Debris from Japan's tsunami last year washes up on the coast of Washington state more than 4,000 miles away
20:12 GMT, 22 December 2012
Hiking over primitive coastal trails, a team reached a dock that apparently floated from Japan after last year's tsunami and just washed ashore on a Washington beach, and an official said the group found Japanese writing inside the structure.
The team of tsunami debris experts is trying to confirm that the dock is from Japan and drifted for more than a year before winding up on one of the most remote beaches on the U.S. West Coast.
The team did not find an identifying plaque like the one found on a dock that washed ashore last June at Newport, Ore., said Kim Schmanke, a spokeswoman for the state Ecology Department. That dock was confirmed as debris from the March 2011 Japanese tsunami.
Ashore: It appears this dock, that washed ashore on a Washington beach near Forks on Tuesday, traveled more than 4,000 miles away after the 2011 Japanese tsunami
Found: Members of the Washington tsunami debris experts team inspect a dock on Friday that apparently floated from Japan
The writing and fresh photos are being shared with the Japanese
consulate in an effort to confirm this dock as tsunami debris, the
The debris team took live samples of potentially invasive species for
lab analysis, inspected five dock surfaces and attached a tracking
beacon. The crew also took samples to check for any radioactivity,

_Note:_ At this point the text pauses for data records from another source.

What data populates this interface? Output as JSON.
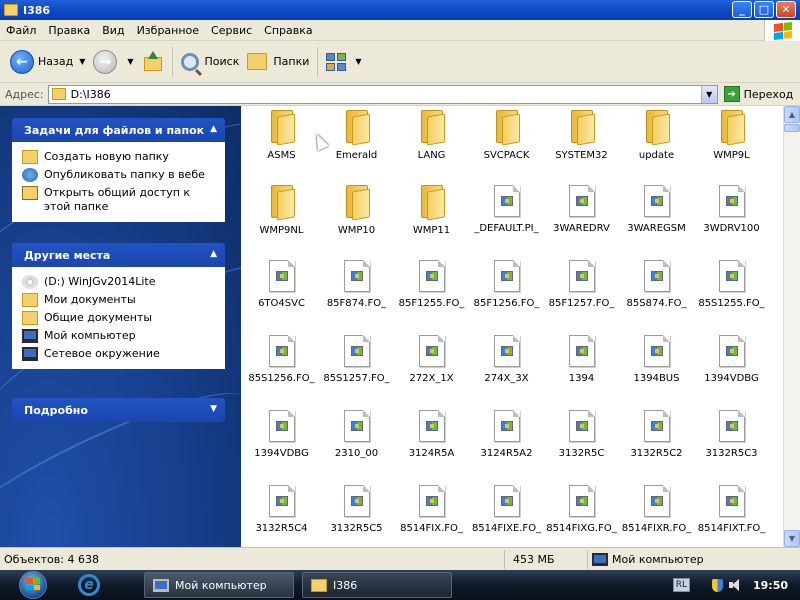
{
  "window": {
    "title": "I386",
    "controls": {
      "minimize": "_",
      "maximize": "□",
      "close": "✕"
    }
  },
  "menu": [
    "Файл",
    "Правка",
    "Вид",
    "Избранное",
    "Сервис",
    "Справка"
  ],
  "toolbar": {
    "back_label": "Назад",
    "search_label": "Поиск",
    "folders_label": "Папки"
  },
  "address": {
    "label": "Адрес:",
    "value": "D:\\I386",
    "go_label": "Переход"
  },
  "sidebar": {
    "tasks": {
      "title": "Задачи для файлов и папок",
      "items": [
        {
          "label": "Создать новую папку",
          "icon": "new-folder-icon"
        },
        {
          "label": "Опубликовать папку в вебе",
          "icon": "publish-web-icon"
        },
        {
          "label": "Открыть общий доступ к этой папке",
          "icon": "share-folder-icon"
        }
      ]
    },
    "places": {
      "title": "Другие места",
      "items": [
        {
          "label": "(D:) WinJGv2014Lite",
          "icon": "cd-drive-icon"
        },
        {
          "label": "Мои документы",
          "icon": "my-documents-icon"
        },
        {
          "label": "Общие документы",
          "icon": "shared-documents-icon"
        },
        {
          "label": "Мой компьютер",
          "icon": "my-computer-icon"
        },
        {
          "label": "Сетевое окружение",
          "icon": "network-icon"
        }
      ]
    },
    "details": {
      "title": "Подробно"
    }
  },
  "files": [
    {
      "name": "ASMS",
      "type": "folder"
    },
    {
      "name": "Emerald",
      "type": "folder"
    },
    {
      "name": "LANG",
      "type": "folder"
    },
    {
      "name": "SVCPACK",
      "type": "folder"
    },
    {
      "name": "SYSTEM32",
      "type": "folder"
    },
    {
      "name": "update",
      "type": "folder"
    },
    {
      "name": "WMP9L",
      "type": "folder"
    },
    {
      "name": "WMP9NL",
      "type": "folder"
    },
    {
      "name": "WMP10",
      "type": "folder"
    },
    {
      "name": "WMP11",
      "type": "folder"
    },
    {
      "name": "_DEFAULT.PI_",
      "type": "file"
    },
    {
      "name": "3WAREDRV",
      "type": "file"
    },
    {
      "name": "3WAREGSM",
      "type": "file"
    },
    {
      "name": "3WDRV100",
      "type": "file"
    },
    {
      "name": "6TO4SVC",
      "type": "file"
    },
    {
      "name": "85F874.FO_",
      "type": "file"
    },
    {
      "name": "85F1255.FO_",
      "type": "file"
    },
    {
      "name": "85F1256.FO_",
      "type": "file"
    },
    {
      "name": "85F1257.FO_",
      "type": "file"
    },
    {
      "name": "85S874.FO_",
      "type": "file"
    },
    {
      "name": "85S1255.FO_",
      "type": "file"
    },
    {
      "name": "85S1256.FO_",
      "type": "file"
    },
    {
      "name": "85S1257.FO_",
      "type": "file"
    },
    {
      "name": "272X_1X",
      "type": "file"
    },
    {
      "name": "274X_3X",
      "type": "file"
    },
    {
      "name": "1394",
      "type": "file"
    },
    {
      "name": "1394BUS",
      "type": "file"
    },
    {
      "name": "1394VDBG",
      "type": "file"
    },
    {
      "name": "1394VDBG",
      "type": "file"
    },
    {
      "name": "2310_00",
      "type": "file"
    },
    {
      "name": "3124R5A",
      "type": "file"
    },
    {
      "name": "3124R5A2",
      "type": "file"
    },
    {
      "name": "3132R5C",
      "type": "file"
    },
    {
      "name": "3132R5C2",
      "type": "file"
    },
    {
      "name": "3132R5C3",
      "type": "file"
    },
    {
      "name": "3132R5C4",
      "type": "file"
    },
    {
      "name": "3132R5C5",
      "type": "file"
    },
    {
      "name": "8514FIX.FO_",
      "type": "file"
    },
    {
      "name": "8514FIXE.FO_",
      "type": "file"
    },
    {
      "name": "8514FIXG.FO_",
      "type": "file"
    },
    {
      "name": "8514FIXR.FO_",
      "type": "file"
    },
    {
      "name": "8514FIXT.FO_",
      "type": "file"
    }
  ],
  "status": {
    "objects": "Объектов: 4 638",
    "size": "453 МБ",
    "location": "Мой компьютер"
  },
  "taskbar": {
    "tasks": [
      {
        "label": "Мой компьютер",
        "icon": "my-computer-icon"
      },
      {
        "label": "I386",
        "icon": "folder-icon"
      }
    ],
    "language": "RL",
    "clock": "19:50"
  }
}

although state Health Department experts consider that highly unlikely,
The dock was spotted on Tuesday by the Coast Guard on Washington's rugged
Olympic Peninsula. The site is about five miles from the nearest road.

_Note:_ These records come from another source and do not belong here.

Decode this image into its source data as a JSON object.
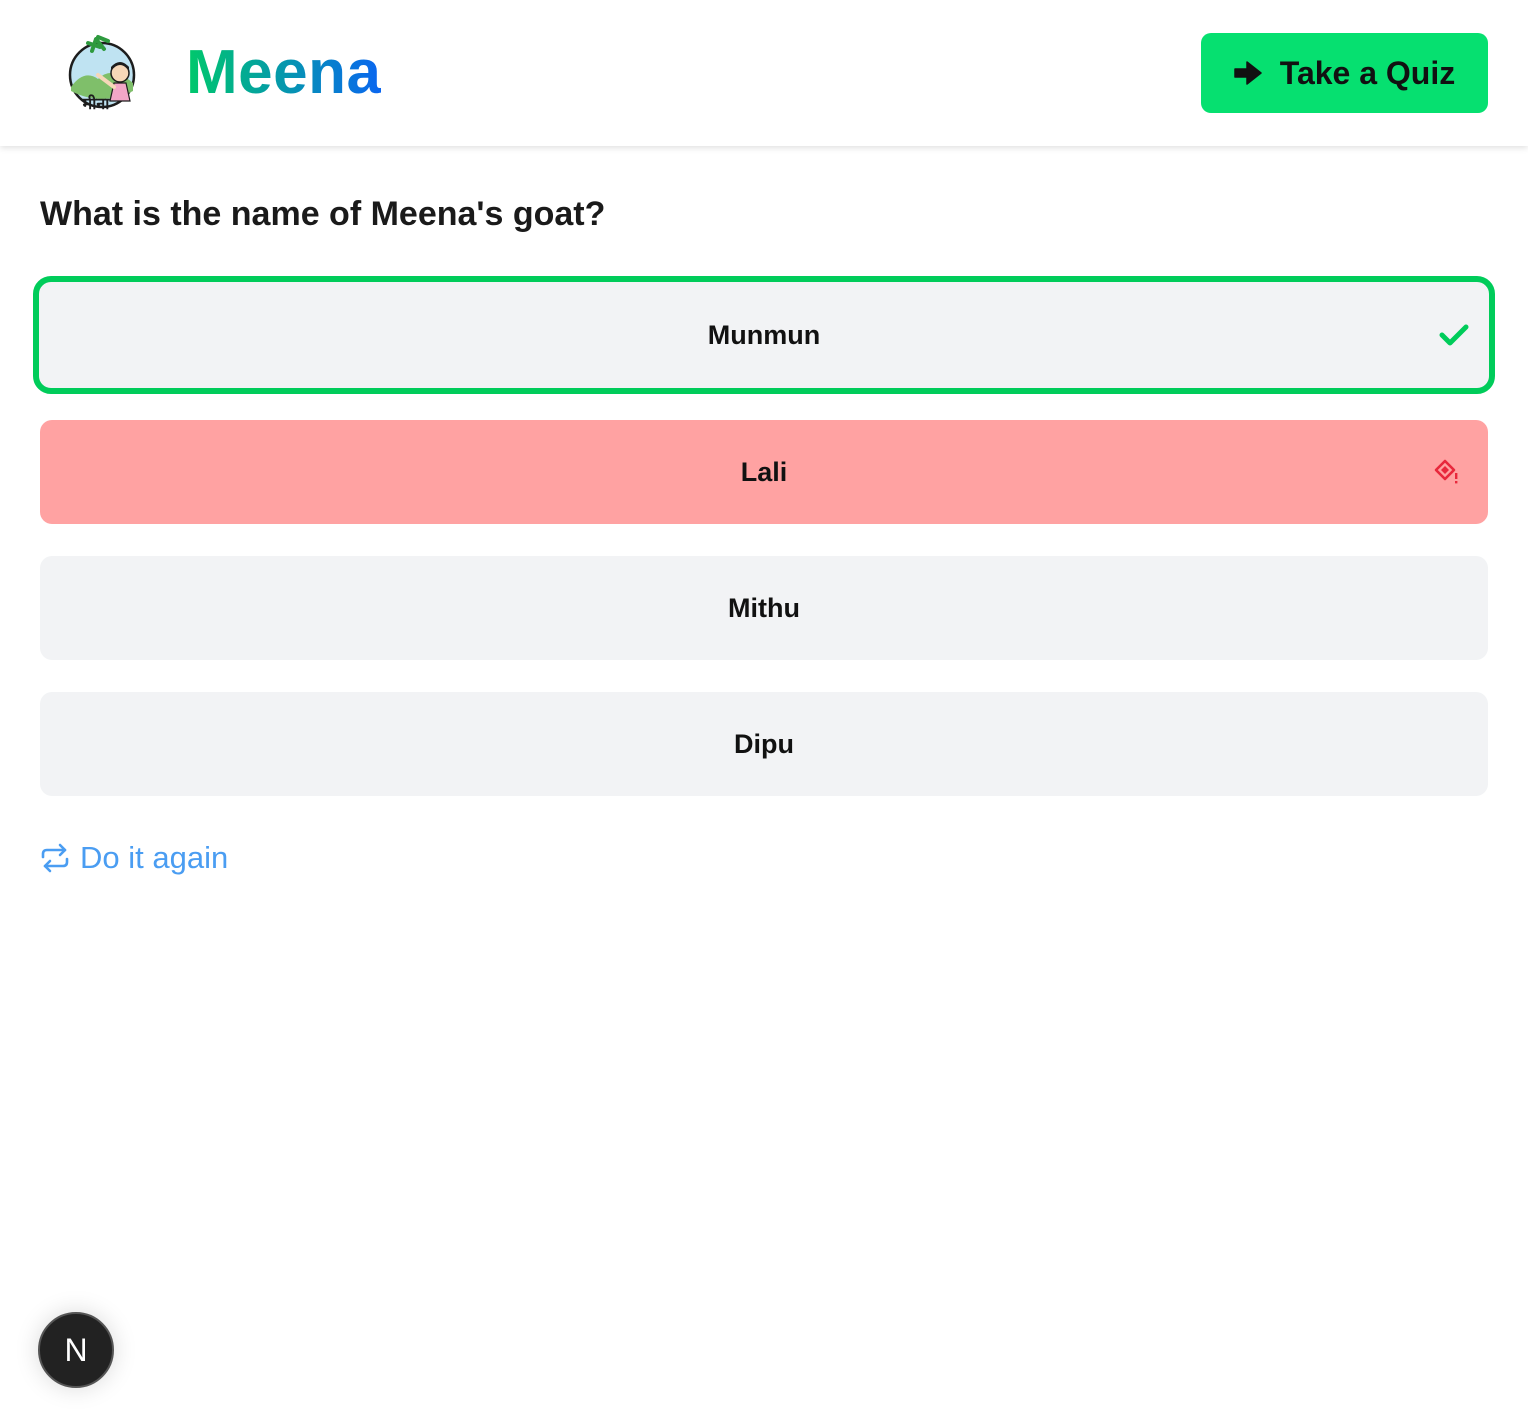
{
  "header": {
    "brand_name": "Meena",
    "logo_text": "मीना",
    "quiz_button_label": "Take a Quiz",
    "quiz_button_icon": "arrow-right-icon"
  },
  "question": {
    "text": "What is the name of Meena's goat?"
  },
  "options": [
    {
      "label": "Munmun",
      "state": "correct",
      "icon": "check-icon"
    },
    {
      "label": "Lali",
      "state": "wrong",
      "icon": "wrong-answer-icon"
    },
    {
      "label": "Mithu",
      "state": "neutral"
    },
    {
      "label": "Dipu",
      "state": "neutral"
    }
  ],
  "retry": {
    "label": "Do it again",
    "icon": "repeat-icon"
  },
  "dev_badge": {
    "letter": "N"
  },
  "colors": {
    "brand_gradient_start": "#00c96a",
    "brand_gradient_end": "#0a66f0",
    "button_green": "#06e070",
    "correct_border": "#00cc5a",
    "wrong_bg": "#ffa2a2",
    "wrong_icon": "#e8283c",
    "neutral_bg": "#f2f3f5",
    "link_blue": "#4a9df2"
  }
}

On Thursday, a swollen stream blocked the debris team from reaching the
The Washington dock is believed to be similar to the 165-ton concrete
and steel dock that washed ashore at Newport. Looking like a railroad
boxcar, it was 66 feet long, 19 feet wide and 7 feet high. A plaque
identified it as one of four owned by Aomori Prefecture that broke loose
from the port of Misawa during the tsunami.
Far away: This 70-foot-long dock with Japanese lettering that washed ashore on Agate Beach in Newport, Ore in June
Buoys, foam and other debris from the 2011 Japanese tsunami were strewn about on Kayak Island, Alaska in July (left). In April, a Harley-Davidson motorbike (right) washed up on Graham Island, Western Canada.
Volunteers scraped off 2 tons of seaweed and creatures that were
clinging to the Newport dock. Among them were four species – a seaweed, a
sea star, a mussel and a shore crab – that are native to Japan and have
established themselves as invasive species elsewhere, said Caren Braby,
manager of marine resources for Oregon Department of Fish and Wildlife.
Officials won't know for a couple years whether any of them escaped to
get a foothold in Oregon, she said. The scrapings were buried above the
high water line. The dock was sterilized with torches, then cut up and
removed last summer.
Photos taken on Friday will be used to help develop a plan to remove the
latest dock from the Washington beach, Schmanke said. No schedule has
been set for removal.
As of Dec. 13, the National Oceanic and Atmospheric Administration had
received 1,432 debris reports, of which 17 have been confirmed as